Preparation: Death is not something that we talk about much in our culture and today can be a wonderful opportunity to talk to children about death. Many of them have experienced death in some form or another (if not a relative, then maybe a pet) and to give them a space to process grief in their faith community can be valuable and supportive. This might be a longer children’s sermon or incorporate it into the sermon message to be a cross generational time in worship. For young children it is important to use precise language. Say the words “death,” and “died.” Children become confused and scared by euphemisms such as “lost,” “passed on,” or “gone.” They have all been lost or their parents can be “gone” for time and this can raise anxiety around what death actually is.
Have a picture of someone or a pet from your life whom has died. Tell the children about this person or pet. What do you remember about them, what saying or action from them you now say or do? If a pet, tell about something that was uniquely that particular pet. Ask the children to tell one thing about someone that they know who has died. Give space for this. If you do this as a cross generational time, have people pair up or small group themselves for this conversation. Say, “Do we sometimes feel sad about missing our loved one or pet? We do don’t we? It can make us feel good to talk about the person or pet that we miss and still love but it can also make us feel sad at the same time. Life is like that and we all feel sad and happy at the same time sometimes.”

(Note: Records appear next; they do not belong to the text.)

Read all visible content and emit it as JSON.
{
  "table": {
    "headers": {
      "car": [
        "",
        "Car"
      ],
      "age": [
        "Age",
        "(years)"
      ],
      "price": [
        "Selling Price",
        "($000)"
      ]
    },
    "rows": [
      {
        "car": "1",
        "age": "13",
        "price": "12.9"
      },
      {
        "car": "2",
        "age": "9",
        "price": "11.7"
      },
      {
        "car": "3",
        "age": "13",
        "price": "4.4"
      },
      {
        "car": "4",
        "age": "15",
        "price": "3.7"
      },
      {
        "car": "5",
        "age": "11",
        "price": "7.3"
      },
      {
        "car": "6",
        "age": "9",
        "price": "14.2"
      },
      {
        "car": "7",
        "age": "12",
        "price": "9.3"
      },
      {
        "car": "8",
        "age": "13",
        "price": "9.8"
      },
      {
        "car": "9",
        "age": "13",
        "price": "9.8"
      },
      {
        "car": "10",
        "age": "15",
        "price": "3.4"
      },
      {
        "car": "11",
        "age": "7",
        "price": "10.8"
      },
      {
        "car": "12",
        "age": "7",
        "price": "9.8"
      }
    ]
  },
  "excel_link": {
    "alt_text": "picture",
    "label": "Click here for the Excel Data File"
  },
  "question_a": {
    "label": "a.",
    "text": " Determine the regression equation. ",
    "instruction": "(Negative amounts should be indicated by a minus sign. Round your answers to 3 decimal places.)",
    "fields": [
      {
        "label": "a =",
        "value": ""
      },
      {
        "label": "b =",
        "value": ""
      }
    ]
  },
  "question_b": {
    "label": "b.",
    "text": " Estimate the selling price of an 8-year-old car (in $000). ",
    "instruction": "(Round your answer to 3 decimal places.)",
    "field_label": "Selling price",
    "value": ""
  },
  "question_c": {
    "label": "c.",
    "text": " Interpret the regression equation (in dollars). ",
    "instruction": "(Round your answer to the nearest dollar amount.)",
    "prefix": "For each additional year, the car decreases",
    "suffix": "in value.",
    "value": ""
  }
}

Say, “Jesus talks about what it is to be blessed in our Bible story this morning. He even says that people who mourn-who are sad-are blessed. That seems weird doesn’t it? To be blessed is to feel sad? But here is what Jesus means-we only feel sad about missing someone or a pet who has died because we loved them very much. To love someone and to have that person or pet love us feels very good and is important. Jesus is reminding us that love is what is the most important thing-even when we are sad. All love, love for each other, our friends, family, pets, comes from God. To know love from friends, family or pets is to know a little bit more about God’s love in our lives. This is a blessing-that God loves us, gives us people around us to show God’s love and to know that God is with us always. That’s what Jesus means that people are blessed-God’s love surrounds us all at all times and in all places. Even when death is involved. Today we are remembering and celebrating people that we miss so much because we love them so much! Death cannot and never will stop love. God’s promises that not even death can separate us from God’s love. This is a day when we share that good news with each other and the world.”
Love is forever. God, we are grateful for your presence with us when we are happy, sad, confused, joyful, angry, peaceful and at all times. Love from you flows to others around us and we are indeed blessed to live in your love and promises with our friends, family and pets. We know that death doesn’t separate us from you and that we are never alone because you promise to with us always. In Jesus name we pray, amen.
Have small candle holders, tea light candles, permanent markers, a large candle stand or table, easy lighters (for safety only adults should light candles). Have a table where everyone can decorate a candle holder with a loved one’s name on it and other important words or symbols about your relationship with the person who has died. Put the tea light in the candle holder and place it on the table with the other candles. Each person can light their own candle. After your worship station time, have a communal prayer highlighting all of the people that this congregation has loved as evidenced by all of the lit candles. Pray that this love spills out into God’s world as the light of Christ shines through us for the sake of the world.